- A pension, provide that at least 50% of its beneficiaries, members, or participants are individuals who are residents of either Contracting State;
- A person other than an individual, provided that at least 50% of its voting power or other beneficial interest is directly or indirectly owned by residents of either Contracting State that meet the conditions for qualified persons above.
Provisions are also included whereby a resident of a Contracting State may still be entitled to the exemption benefits, subject to certain conditions, as well as when the competent authority of the Contracting State to which the benefit is claimed determines that the establishment, acquisition, or maintenance of such resident and the conduct of its operations did not have as one of the principal purposes the obtaining of such benefit.
Article 22 also includes a general anti-abuse provision, which provides that a benefit under the treaty will not be granted in respect of an item of income if it is reasonable to conclude that obtaining that benefit was one of the principal purposes of any arrangement or transaction that resulted directly or indirectly in that benefit, unless it is established that granting that benefit would be in accordance with the object and purpose of the relevant provisions of the treaty.
Estonia applies the exemption method for the elimination of double taxation, while Japan applies the credit method
Article 25 (Mutual Agreement Procedure) includes the provision that where taxation disputes have not been resolved through the consultation between the tax authorities of the Contracting States within two years, the unresolved issue will be resolved pursuant to a decision of an arbitration panel composed of third parties.
The treaty will enter into force 30 days after the ratification instruments are exchanged, and will apply from 1 January of the year following its entry into force.
Iraq to Sign Tax Treaty with South Korea
On 23 August 2017, the Iraq Council of Ministers authorized the signing of a revised income tax treaty with South Korea. The treaty, which was originally approved for negotiation and signing in November 2016, will be the first of its kind between the two countries, and must be finalized, signed, and ratified before entering into force.
United States-Colombia-Czech Rep-Finland-France-Germany-Hungary-India-Israel-Italy-Jersey-Liechtenstein-Lithuania-Luxembourg-Mauritius-Mexico-Poland-Portugal-Slovenia-Spain-Sweden
U.S. IRS Updates CbC Exchange Status Table to Include Negotiations Status

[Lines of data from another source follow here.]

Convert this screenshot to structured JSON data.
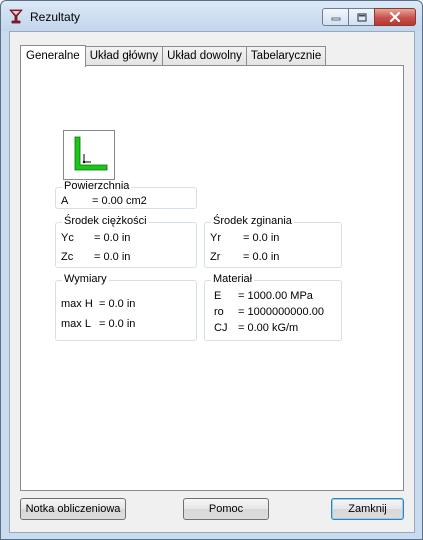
{
  "window": {
    "title": "Rezultaty"
  },
  "tabs": [
    {
      "label": "Generalne",
      "active": true
    },
    {
      "label": "Układ główny",
      "active": false
    },
    {
      "label": "Układ dowolny",
      "active": false
    },
    {
      "label": "Tabelarycznie",
      "active": false
    }
  ],
  "groups": {
    "area": {
      "title": "Powierzchnia",
      "rows": [
        {
          "key": "A",
          "value": "= 0.00 cm2"
        }
      ]
    },
    "centroid": {
      "title": "Środek ciężkości",
      "rows": [
        {
          "key": "Yc",
          "value": "= 0.0 in"
        },
        {
          "key": "Zc",
          "value": "= 0.0 in"
        }
      ]
    },
    "shear_center": {
      "title": "Środek zginania",
      "rows": [
        {
          "key": "Yr",
          "value": "= 0.0 in"
        },
        {
          "key": "Zr",
          "value": "= 0.0 in"
        }
      ]
    },
    "dimensions": {
      "title": "Wymiary",
      "rows": [
        {
          "key": "max H",
          "value": "= 0.0 in"
        },
        {
          "key": "max L",
          "value": "= 0.0 in"
        }
      ]
    },
    "material": {
      "title": "Materiał",
      "rows": [
        {
          "key": "E",
          "value": "= 1000.00 MPa"
        },
        {
          "key": "ro",
          "value": "= 1000000000.00"
        },
        {
          "key": "CJ",
          "value": "= 0.00 kG/m"
        }
      ]
    }
  },
  "buttons": {
    "report": "Notka obliczeniowa",
    "help": "Pomoc",
    "close": "Zamknij"
  },
  "icons": {
    "app": "wine-glass-icon",
    "section_preview": "l-section-icon",
    "minimize": "minimize-icon",
    "maximize": "maximize-icon",
    "close": "close-icon"
  },
  "colors": {
    "section_fill": "#19c819",
    "close_button": "#c75050",
    "app_icon": "#9b1b30"
  }
}
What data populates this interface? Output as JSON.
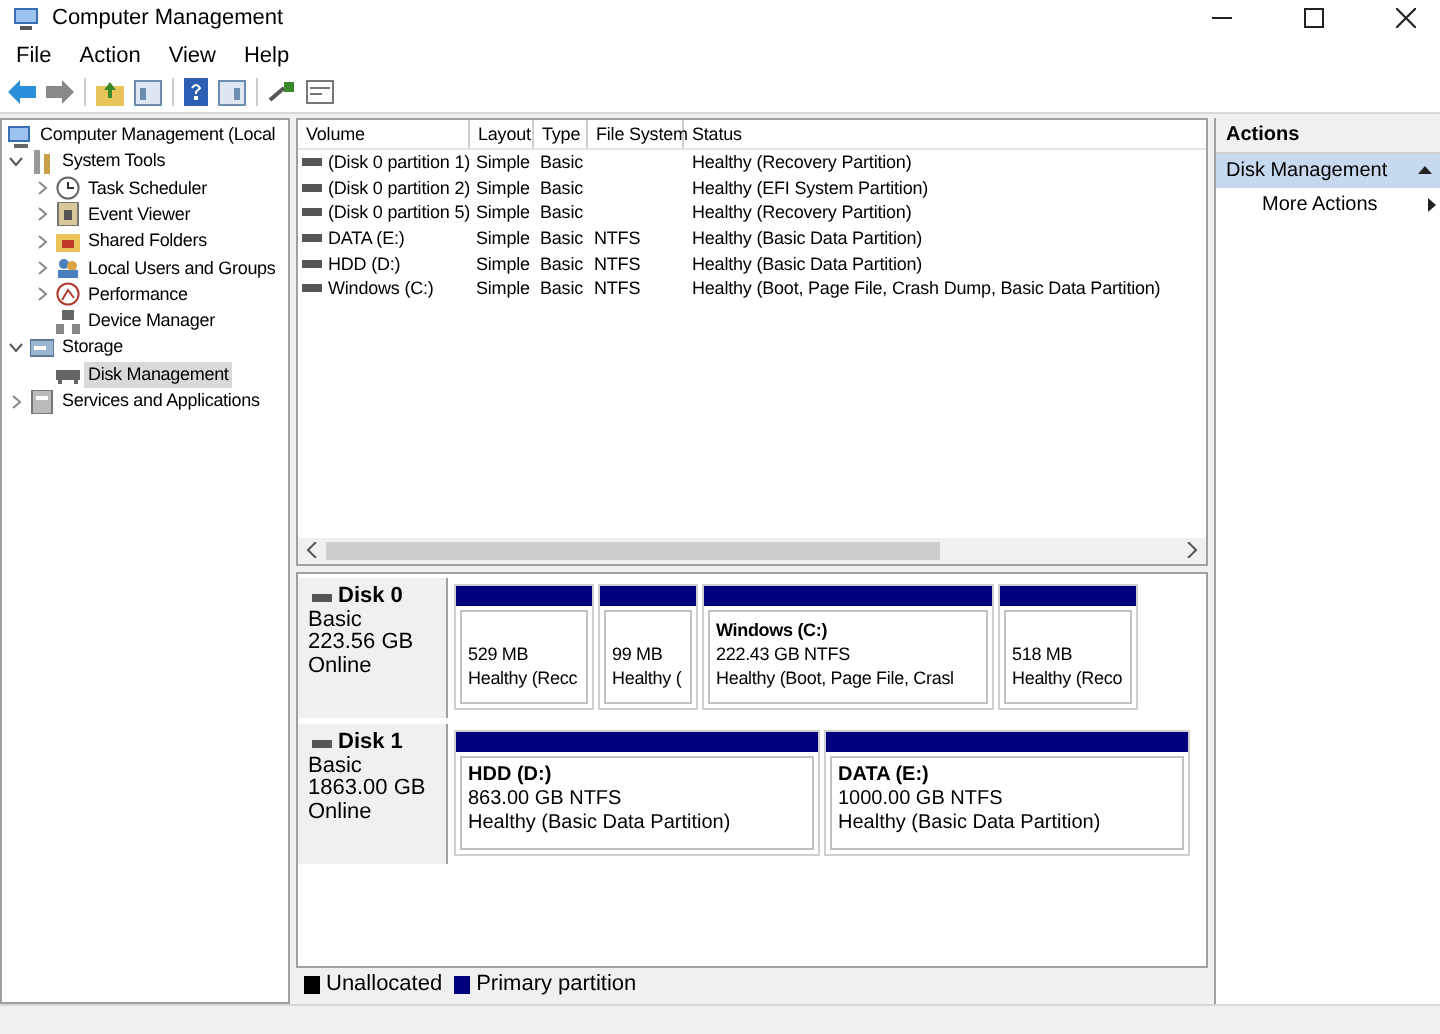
{
  "window": {
    "title": "Computer Management"
  },
  "menu": [
    "File",
    "Action",
    "View",
    "Help"
  ],
  "tree": [
    {
      "label": "Computer Management (Local",
      "kind": "computer",
      "selected": false,
      "children": [
        {
          "label": "System Tools",
          "kind": "tools",
          "expanded": true,
          "selected": false,
          "children": [
            {
              "label": "Task Scheduler",
              "kind": "clock",
              "expanded": false,
              "selected": false
            },
            {
              "label": "Event Viewer",
              "kind": "log",
              "expanded": false,
              "selected": false
            },
            {
              "label": "Shared Folders",
              "kind": "folder",
              "expanded": false,
              "selected": false
            },
            {
              "label": "Local Users and Groups",
              "kind": "users",
              "expanded": false,
              "selected": false
            },
            {
              "label": "Performance",
              "kind": "gauge",
              "expanded": false,
              "selected": false
            },
            {
              "label": "Device Manager",
              "kind": "devices",
              "selected": false
            }
          ]
        },
        {
          "label": "Storage",
          "kind": "storage",
          "expanded": true,
          "selected": false,
          "children": [
            {
              "label": "Disk Management",
              "kind": "disk",
              "selected": true
            }
          ]
        },
        {
          "label": "Services and Applications",
          "kind": "services",
          "expanded": false,
          "selected": false
        }
      ]
    }
  ],
  "table": {
    "columns": [
      "Volume",
      "Layout",
      "Type",
      "File System",
      "Status"
    ],
    "rows": [
      [
        "(Disk 0 partition 1)",
        "Simple",
        "Basic",
        "",
        "Healthy (Recovery Partition)"
      ],
      [
        "(Disk 0 partition 2)",
        "Simple",
        "Basic",
        "",
        "Healthy (EFI System Partition)"
      ],
      [
        "(Disk 0 partition 5)",
        "Simple",
        "Basic",
        "",
        "Healthy (Recovery Partition)"
      ],
      [
        "DATA (E:)",
        "Simple",
        "Basic",
        "NTFS",
        "Healthy (Basic Data Partition)"
      ],
      [
        "HDD (D:)",
        "Simple",
        "Basic",
        "NTFS",
        "Healthy (Basic Data Partition)"
      ],
      [
        "Windows (C:)",
        "Simple",
        "Basic",
        "NTFS",
        "Healthy (Boot, Page File, Crash Dump, Basic Data Partition)"
      ]
    ]
  },
  "disks": [
    {
      "name": "Disk 0",
      "type": "Basic",
      "size": "223.56 GB",
      "status": "Online",
      "partitions": [
        {
          "kind": "small",
          "size": "529 MB",
          "status": "Healthy (Recc"
        },
        {
          "kind": "tiny",
          "size": "99 MB",
          "status": "Healthy ("
        },
        {
          "kind": "large",
          "label": "Windows  (C:)",
          "size": "222.43 GB NTFS",
          "status": "Healthy (Boot, Page File, Crasl"
        },
        {
          "kind": "small",
          "size": "518 MB",
          "status": "Healthy (Reco"
        }
      ]
    },
    {
      "name": "Disk 1",
      "type": "Basic",
      "size": "1863.00 GB",
      "status": "Online",
      "partitions": [
        {
          "kind": "half",
          "label": "HDD  (D:)",
          "size": "863.00 GB NTFS",
          "status": "Healthy (Basic Data Partition)"
        },
        {
          "kind": "half",
          "label": "DATA  (E:)",
          "size": "1000.00 GB NTFS",
          "status": "Healthy (Basic Data Partition)"
        }
      ]
    }
  ],
  "legend": [
    {
      "label": "Unallocated",
      "color": "#000000"
    },
    {
      "label": "Primary partition",
      "color": "#00007f"
    }
  ],
  "actions": {
    "title": "Actions",
    "groups": [
      {
        "label": "Disk Management",
        "expanded": true,
        "items": [
          "More Actions"
        ]
      }
    ]
  }
}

The U.S. IRS has published an updated version of its Country-by-Country Reporting Jurisdiction Status Table, which now also includes the status of jurisdictions with which the U.S. is negotiating competent authority arrangements (CAAs) on the exchange of CbC reports. The table includes those jurisdictions that are in negotiations for a CAA, have satisfied the United States’ bilateral data safeguards and infrastructure review, and have consented to be listed. The IRS notes, however, that taxpayers cannot rely on this information for assurances that CAAs with the competent authorities of these jurisdictions will be concluded by the end of 2017.
Jurisdiction with which negotiations are underway include: Colombia; the Czech Republic; Finland; France; Germany; Hungary; India; Israel; Italy; Jersey; Liechtenstein; Lithuania; Luxembourg; Mauritius; Mexico; Poland; Portugal; Slovenia; Spain; and Sweden.